Legal speak: Tim Summers of Temple Bright
Each week Bristol Business News speaks to a major player in the city’s legal sector.
We kick off the series with Tim Summers, co-founder of Bristol boutique law firm Temple Bright, recently named Bristol Law Society Regional Law Firm of the Year.
According to Tim, the award – presented at the Bristol Law Society’s annual dinner two weeks ago – marks a turning point for Temple Bright, the firm he helped start two years ago, and a watershed for the city’s legal sector.
Temple Bright beat established Bristol firms Clarke Willmott and Foot Anstey to collect the award – a fact that Tim says indicates the pace of change in the legal field. And he predicts further upheaval is on the way as the largest firms jostle for position in a tough market while smaller firms struggle to find new business models.
“Winning this major award, and seeing off the long-established firms who were shortlisted, really does confirm us as a significant player on the local scene,” said Tim.
“We’re taking it as recognition by the legal establishment in Bristol that innovation – and some disruption – are to be welcomed in the profession. And we are delighted that the judges chose us over the more traditional alternatives.”
Tim believes Temple Bright collected the trophy partly on the strength of a business model that the firm calls a chambers practice – a solicitors’ firm structured like a barristers’ chambers.
“That means we promise a senior lawyer for all aspects of a job, as there are no juniors in the mix,” he said. “It’s an unusual model but it has helped us grow quickly. We’ve gone from three to 15 partners in just over two years.”
Tim argues that the large commercial law firms that have historically advised SMEs don’t always do the best job as the work often gets delegated to the juniors in the ranks.
“I’m generalising of course, but I think many owner managers will recognise there’s a truth to what I’m saying,” he said.
“Funnily enough, we aren’t just doing SME work now. We have started to be instructed by some larger companies, who like our commercial focus and prices. I’m sure we will see this side of things grow in the next year even if we can’t do everything yet. We wouldn’t expect to advise on an IPO or bond issue but we can meet the more everyday needs of most clients, regardless of size.”
Tim sees a growing pressure on firms to charge less and fix fees, partly because the competitive environment is changing. “For more traditional firms, we’re likely to see continuing consolidation over the next year as firms seek the scale that they perceive as necessary to win the biggest deals, for which the traditional structure can still work effectively,” he said.

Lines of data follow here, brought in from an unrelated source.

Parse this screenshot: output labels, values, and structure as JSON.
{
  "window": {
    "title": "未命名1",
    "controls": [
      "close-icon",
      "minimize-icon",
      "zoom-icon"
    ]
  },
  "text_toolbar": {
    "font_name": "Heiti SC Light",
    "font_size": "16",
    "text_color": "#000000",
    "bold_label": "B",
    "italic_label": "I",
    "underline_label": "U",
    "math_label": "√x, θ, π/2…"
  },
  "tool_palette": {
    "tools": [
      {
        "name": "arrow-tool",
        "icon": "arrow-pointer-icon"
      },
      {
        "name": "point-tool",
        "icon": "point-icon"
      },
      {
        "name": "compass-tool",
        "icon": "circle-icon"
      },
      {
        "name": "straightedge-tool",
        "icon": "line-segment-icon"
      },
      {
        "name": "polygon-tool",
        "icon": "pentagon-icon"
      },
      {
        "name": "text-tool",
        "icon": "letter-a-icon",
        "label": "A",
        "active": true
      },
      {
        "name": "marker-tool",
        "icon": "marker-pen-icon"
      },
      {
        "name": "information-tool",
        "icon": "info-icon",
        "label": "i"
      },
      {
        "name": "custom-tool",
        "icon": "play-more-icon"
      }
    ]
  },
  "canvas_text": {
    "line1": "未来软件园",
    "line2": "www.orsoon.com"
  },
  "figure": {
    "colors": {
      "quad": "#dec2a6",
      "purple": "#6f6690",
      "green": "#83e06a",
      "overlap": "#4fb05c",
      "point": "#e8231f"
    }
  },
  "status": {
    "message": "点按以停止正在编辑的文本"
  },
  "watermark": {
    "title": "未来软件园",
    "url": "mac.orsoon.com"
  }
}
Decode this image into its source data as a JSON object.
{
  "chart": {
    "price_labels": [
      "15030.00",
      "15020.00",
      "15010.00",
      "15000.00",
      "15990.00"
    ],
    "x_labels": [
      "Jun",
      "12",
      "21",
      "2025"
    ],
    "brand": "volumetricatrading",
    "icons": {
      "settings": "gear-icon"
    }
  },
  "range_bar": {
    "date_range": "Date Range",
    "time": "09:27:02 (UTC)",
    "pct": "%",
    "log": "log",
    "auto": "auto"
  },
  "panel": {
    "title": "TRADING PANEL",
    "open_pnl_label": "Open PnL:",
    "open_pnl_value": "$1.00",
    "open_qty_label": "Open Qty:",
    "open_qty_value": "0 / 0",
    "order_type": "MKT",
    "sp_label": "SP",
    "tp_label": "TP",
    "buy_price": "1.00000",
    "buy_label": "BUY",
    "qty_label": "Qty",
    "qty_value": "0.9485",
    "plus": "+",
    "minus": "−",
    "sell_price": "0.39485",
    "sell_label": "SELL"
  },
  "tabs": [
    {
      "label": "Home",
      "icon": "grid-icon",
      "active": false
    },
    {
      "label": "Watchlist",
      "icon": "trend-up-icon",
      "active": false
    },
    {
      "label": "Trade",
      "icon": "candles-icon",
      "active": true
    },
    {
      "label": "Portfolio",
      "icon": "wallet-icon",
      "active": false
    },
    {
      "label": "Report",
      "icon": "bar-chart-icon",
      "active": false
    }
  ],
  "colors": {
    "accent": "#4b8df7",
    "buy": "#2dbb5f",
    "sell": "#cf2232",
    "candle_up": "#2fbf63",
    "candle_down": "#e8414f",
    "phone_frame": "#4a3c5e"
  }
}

But whatever the competition do now, Temple Bright will be a talking point. Its place in the professional community in Bristol is made clear by Mike Lea, managing partner of the Bristol office of leading accountancy and business advisory firm Smith & Williamson.
“Temple Bright has been consistently practical, approachable and efficient in all the work our two firms have done together,” said Mike. “If something needs doing with the minimum of fuss and at a very affordable price then I would recommend Temple Bright as people to do it.”
This article appeared in the Bristol Business Newsletter on 2 November 2012.